Lawmakers have haggled over election reform for years, finally passing a new law last summer to replace one in place since 1960. The law allows expats to vote for the first time. Of 900,000 voters abroad, only 83,000 registered and just over half of them voted last week. There are a total of 3.6 million registered voters.
For the first time, women make up nearly 10 percent of the candidates, up from a meager 1.7 percent in 2009. Only four women made it to Lebanon's 128-seat parliament in the last election, a dismal figure compared to other countries in the region. Also, a record number of civil society activists and independents are running, hoping to at least open a crack in Lebanon's system.
The new election law is so complex that some say they would rather stay at home because they can't figure out how their vote will be computed.
The law implements a proportional system that awards seats by the share of vote received, instead of the former winner-takes-all system in each district. It reduces the number of electoral constituencies from 23 to 15, and allows voters to choose both an electoral list and a preferred candidate from that list.
In theory, it should allow candidates beyond traditional power players to win seats. But it also preserves the sectarian divvying-up of seats in different districts; Muslims and Christians each get around half, and smaller communities the remainder.
The elephant in the room
Lebanon's strongest political party is the only one with an active militia: Hezbollah.
The Iranian-backed Shiite faction has thousands of fighters in Syria supporting President Bashar Assad, an intervention that is deeply divisive in Lebanon. Sunnis largely sympathize with the rebels trying to bring Assad down and resent Hezbollah's political domination and its armed wing, which is more powerful than the national military.

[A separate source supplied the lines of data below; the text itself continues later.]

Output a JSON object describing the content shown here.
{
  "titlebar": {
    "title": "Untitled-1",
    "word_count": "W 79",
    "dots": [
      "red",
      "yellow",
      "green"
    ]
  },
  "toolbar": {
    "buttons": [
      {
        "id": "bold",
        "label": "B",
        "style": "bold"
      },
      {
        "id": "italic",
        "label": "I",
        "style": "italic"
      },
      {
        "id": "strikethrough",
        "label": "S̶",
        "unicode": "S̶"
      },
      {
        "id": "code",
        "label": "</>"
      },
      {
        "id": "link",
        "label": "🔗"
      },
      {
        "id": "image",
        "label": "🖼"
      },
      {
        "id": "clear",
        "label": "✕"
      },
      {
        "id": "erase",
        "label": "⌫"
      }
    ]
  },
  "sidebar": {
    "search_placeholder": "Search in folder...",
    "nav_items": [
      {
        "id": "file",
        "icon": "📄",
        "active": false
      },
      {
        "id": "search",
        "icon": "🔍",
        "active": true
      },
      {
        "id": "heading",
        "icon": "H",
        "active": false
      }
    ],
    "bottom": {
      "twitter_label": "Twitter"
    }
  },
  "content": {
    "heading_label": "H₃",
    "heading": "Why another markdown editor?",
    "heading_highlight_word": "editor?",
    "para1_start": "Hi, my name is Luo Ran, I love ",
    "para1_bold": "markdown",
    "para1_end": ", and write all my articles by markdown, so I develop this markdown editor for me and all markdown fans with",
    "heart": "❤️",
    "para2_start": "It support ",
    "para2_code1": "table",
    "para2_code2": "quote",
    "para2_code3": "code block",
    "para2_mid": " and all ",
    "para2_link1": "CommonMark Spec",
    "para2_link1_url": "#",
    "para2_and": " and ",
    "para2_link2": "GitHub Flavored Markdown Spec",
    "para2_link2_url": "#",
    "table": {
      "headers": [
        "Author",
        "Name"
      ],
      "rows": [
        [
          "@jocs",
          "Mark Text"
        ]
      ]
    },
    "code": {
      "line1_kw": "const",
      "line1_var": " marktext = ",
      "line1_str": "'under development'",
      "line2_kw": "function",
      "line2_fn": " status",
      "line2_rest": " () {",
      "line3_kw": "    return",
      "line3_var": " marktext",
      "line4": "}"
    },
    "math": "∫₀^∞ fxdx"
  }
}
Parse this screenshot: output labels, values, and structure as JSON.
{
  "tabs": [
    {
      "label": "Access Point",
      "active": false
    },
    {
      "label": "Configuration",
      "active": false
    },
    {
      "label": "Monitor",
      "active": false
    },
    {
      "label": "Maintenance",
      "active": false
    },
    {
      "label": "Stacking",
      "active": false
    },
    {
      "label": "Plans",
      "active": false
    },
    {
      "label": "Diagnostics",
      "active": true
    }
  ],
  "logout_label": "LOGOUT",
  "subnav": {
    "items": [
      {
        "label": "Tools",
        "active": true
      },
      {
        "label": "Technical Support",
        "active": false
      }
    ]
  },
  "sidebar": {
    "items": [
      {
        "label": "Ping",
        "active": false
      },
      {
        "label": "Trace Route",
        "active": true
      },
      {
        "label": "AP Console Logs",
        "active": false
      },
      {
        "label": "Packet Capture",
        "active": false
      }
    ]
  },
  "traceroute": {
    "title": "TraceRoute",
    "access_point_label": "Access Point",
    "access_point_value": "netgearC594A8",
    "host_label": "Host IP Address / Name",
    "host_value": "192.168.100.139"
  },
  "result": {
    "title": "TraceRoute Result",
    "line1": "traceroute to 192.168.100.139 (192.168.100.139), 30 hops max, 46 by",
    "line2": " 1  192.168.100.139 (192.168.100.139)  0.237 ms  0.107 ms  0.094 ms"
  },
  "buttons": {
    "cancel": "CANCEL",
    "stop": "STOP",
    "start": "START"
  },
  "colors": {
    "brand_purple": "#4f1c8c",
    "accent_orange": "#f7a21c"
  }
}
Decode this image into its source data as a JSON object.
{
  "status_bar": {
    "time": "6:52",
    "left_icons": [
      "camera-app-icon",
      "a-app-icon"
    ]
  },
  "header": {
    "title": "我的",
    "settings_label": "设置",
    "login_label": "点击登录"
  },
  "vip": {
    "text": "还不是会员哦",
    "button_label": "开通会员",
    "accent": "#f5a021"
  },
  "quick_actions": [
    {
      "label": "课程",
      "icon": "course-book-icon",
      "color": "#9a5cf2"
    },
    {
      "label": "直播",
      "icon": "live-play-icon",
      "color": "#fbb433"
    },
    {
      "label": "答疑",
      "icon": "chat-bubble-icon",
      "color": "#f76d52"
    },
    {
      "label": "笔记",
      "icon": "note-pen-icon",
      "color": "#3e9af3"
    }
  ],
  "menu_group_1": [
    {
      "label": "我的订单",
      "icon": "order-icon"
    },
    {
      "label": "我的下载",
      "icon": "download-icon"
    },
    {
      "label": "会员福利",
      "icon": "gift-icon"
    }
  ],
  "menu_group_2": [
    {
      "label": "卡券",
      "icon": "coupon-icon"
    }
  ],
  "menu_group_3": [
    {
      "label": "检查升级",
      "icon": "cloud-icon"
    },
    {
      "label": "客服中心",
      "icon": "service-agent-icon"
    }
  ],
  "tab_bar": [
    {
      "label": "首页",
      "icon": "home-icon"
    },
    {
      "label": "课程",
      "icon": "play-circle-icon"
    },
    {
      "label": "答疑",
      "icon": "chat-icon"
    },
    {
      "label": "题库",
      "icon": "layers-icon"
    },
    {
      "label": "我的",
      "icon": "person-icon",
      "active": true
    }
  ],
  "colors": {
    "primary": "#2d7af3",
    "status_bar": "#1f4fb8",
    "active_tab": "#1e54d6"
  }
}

But that issue has been too sensitive to feature in the current election. Instead, many have focused on calls for the return of more than a million Syrian refugees, saying they threaten the sectarian balance and burden local infrastructure.
Father and sons
Even though the civil war ended 28 years ago, politics are still dominated by former warlords and family dynasties, who have always been able to settle elections before voters get to the polls.
Some are virtually untouchable. The 80-year-old parliament speaker, Nabih Berri, a Shiite who has held the post for more than 25 years, is running virtually uncontested.
Others are now passing their seats on to their children. Druze leader Walid Jumblatt, 68, has stepped aside for his son, Taymour. The seat of Suleiman Frangieh, a 52-year-old Maronite Christian leader who is seen as a potential presidential candidate, is going to his son Tony. Michelle Tueni, daughter of lawmaker and journalist Gibran Tueni, who was assassinated in a 2005 car bomb, is also running.
One Lebanese website listed second generation politicians running to replace their fathers, then posted pictures of their toddler children, captioned: "Your parliament members for 2025."
For the disenfranchised and the forgotten, election season is a chance to get noticed.
Manal Kortam is running, but only symbolically — she has no right to run or vote because she's Palestinian. Actually, her mother is Lebanese, but under Lebanese law women cannot pass down citizenship.
There are about 174,000 registered Palestinian refugees in Lebanon, many of them descendants of those who fled to the country after the creation of Israel in 1948. They have no citizenship and few rights, are highly restricted in where they can work, and are often seen as a disruption to the delicate sectarian balance.
Kortam took to social media with her #WeExist campaign, touring refugee camps and speaking on TV "so they get ready to deal with us after the elections," as she put it on her Twitter account.
The selfie prime minister
Prime Minister Saad Hariri has plastered pictures of himself — and his assassinated father whose political mantle he inherited — all over Beirut, including at its landmark seaside Ferris wheel.
He's now being referred to as "the selfie prime minister," and he even created a selfie app. Some of his supporters have painted sheep and camels blue, the campaign color of his Future Movement, and paraded them along streets before slaughtering them, sparking outrage from rights activists.
It's a sign that his movement, a bastion of Sunnis, is struggling. The new election law opens up room for other Sunnis to garner votes, and Hariri has faced criticism over his close ties with Shiite Hezbollah, on whose support he relies for his post.
After the euphoria, jokes
As it became clear the new election law would likely do little to change the system, many responded with grim humor.
A group of clowns known as "Clown Me In" has been mocking campaign slogans.
"It is time!" one Christian party's campaign posters proclaimed. "It is time for popcorn," countered a red-nosed clown in an online meme.
A Twitter account listed 12 octogenarian candidates and pronounced them The List of "We Belong to God and to Him we all return" — a local saying for the deceased.
Two artists, Michelle and Noel Keserwany, struck a chord with a music video urging young people to make new choices and break the cycle. Its refrain: "Here we go again, here we go again."